Hike Data - Rifugio Berti to Lunelli
* : +/- 75 feet
Total Elevation Gain:
Total Elevation Loss:
* : +/- 75 feet
The end of the Dolomites portion of our trip signalled another transition, from myself to Roland. Up until this point, the trip's itinerary and planning had mostly been driven by myself. From this point on, however, with our path about to cross into Germanic territories (initially Austria, and then Germany), Roland had taken the initiative to suggest, plan and organize our time. It made sense, since he'd grown up in Germany and knew how to speak German.
Last Look at Sesto Group
Once back on the main highway, we turned north, soon crossing into the predominantly German-speaking province of the Sudtirol.

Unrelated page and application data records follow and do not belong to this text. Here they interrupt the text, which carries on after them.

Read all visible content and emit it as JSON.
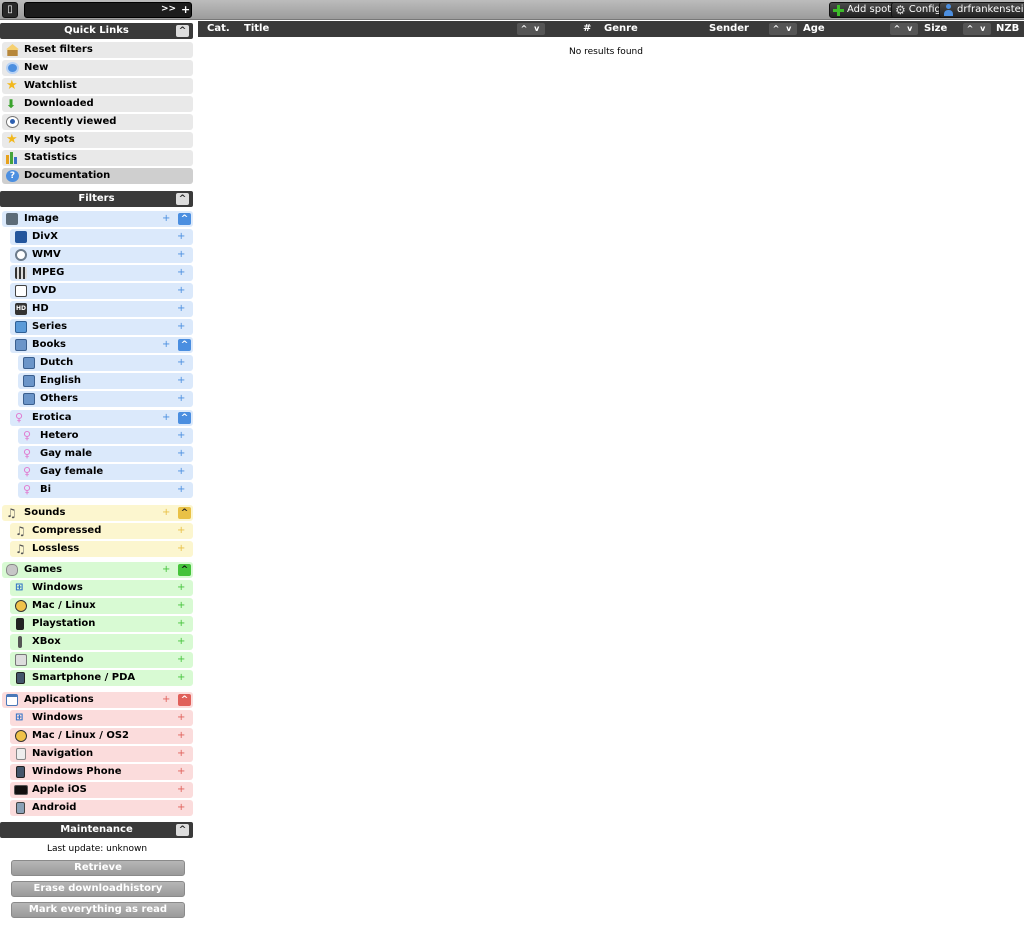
{
  "topbar": {
    "logo_glyph": "▯",
    "search": {
      "value": "",
      "go_label": ">>",
      "plus_label": "+"
    },
    "add_spot_label": "Add spot",
    "config_label": "Config",
    "user_label": "drfrankenstein"
  },
  "quick_links": {
    "header": "Quick Links",
    "items": [
      {
        "label": "Reset filters",
        "icon": "home-icon"
      },
      {
        "label": "New",
        "icon": "clock-icon"
      },
      {
        "label": "Watchlist",
        "icon": "star-icon"
      },
      {
        "label": "Downloaded",
        "icon": "download-arrow-icon"
      },
      {
        "label": "Recently viewed",
        "icon": "eye-icon"
      },
      {
        "label": "My spots",
        "icon": "star-icon"
      },
      {
        "label": "Statistics",
        "icon": "bar-chart-icon"
      },
      {
        "label": "Documentation",
        "icon": "help-icon"
      }
    ]
  },
  "filters": {
    "header": "Filters",
    "image": {
      "label": "Image",
      "children": [
        "DivX",
        "WMV",
        "MPEG",
        "DVD",
        "HD",
        "Series"
      ],
      "books": {
        "label": "Books",
        "children": [
          "Dutch",
          "English",
          "Others"
        ]
      },
      "erotica": {
        "label": "Erotica",
        "children": [
          "Hetero",
          "Gay male",
          "Gay female",
          "Bi"
        ]
      }
    },
    "sounds": {
      "label": "Sounds",
      "children": [
        "Compressed",
        "Lossless"
      ]
    },
    "games": {
      "label": "Games",
      "children": [
        "Windows",
        "Mac / Linux",
        "Playstation",
        "XBox",
        "Nintendo",
        "Smartphone / PDA"
      ]
    },
    "applications": {
      "label": "Applications",
      "children": [
        "Windows",
        "Mac / Linux / OS2",
        "Navigation",
        "Windows Phone",
        "Apple iOS",
        "Android"
      ]
    },
    "plus": "+",
    "collapse": "^"
  },
  "maintenance": {
    "header": "Maintenance",
    "last_update": "Last update: unknown",
    "retrieve_label": "Retrieve",
    "erase_label": "Erase downloadhistory",
    "mark_read_label": "Mark everything as read"
  },
  "columns": {
    "cat": "Cat.",
    "title": "Title",
    "hash": "#",
    "genre": "Genre",
    "sender": "Sender",
    "age": "Age",
    "size": "Size",
    "nzb": "NZB",
    "sort_glyph": "^ v"
  },
  "results": {
    "empty_message": "No results found"
  },
  "colors": {
    "image_bg": "#dbe9fb",
    "image_accent": "#4a8ee0",
    "sounds_bg": "#fcf6cf",
    "sounds_accent": "#e9c146",
    "games_bg": "#d8fad3",
    "games_accent": "#45c33b",
    "apps_bg": "#fbdcdc",
    "apps_accent": "#e0605a"
  }
}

The Austrian border was only half an hour or so further along down the road, which was good; our next destination was the famous Austrian city of Salzburg, so our closeness to the border was convenient (in fact, part of the reason why we chose to end our Dolomites experience in the Sesto Group was because of its close proximity to Austria).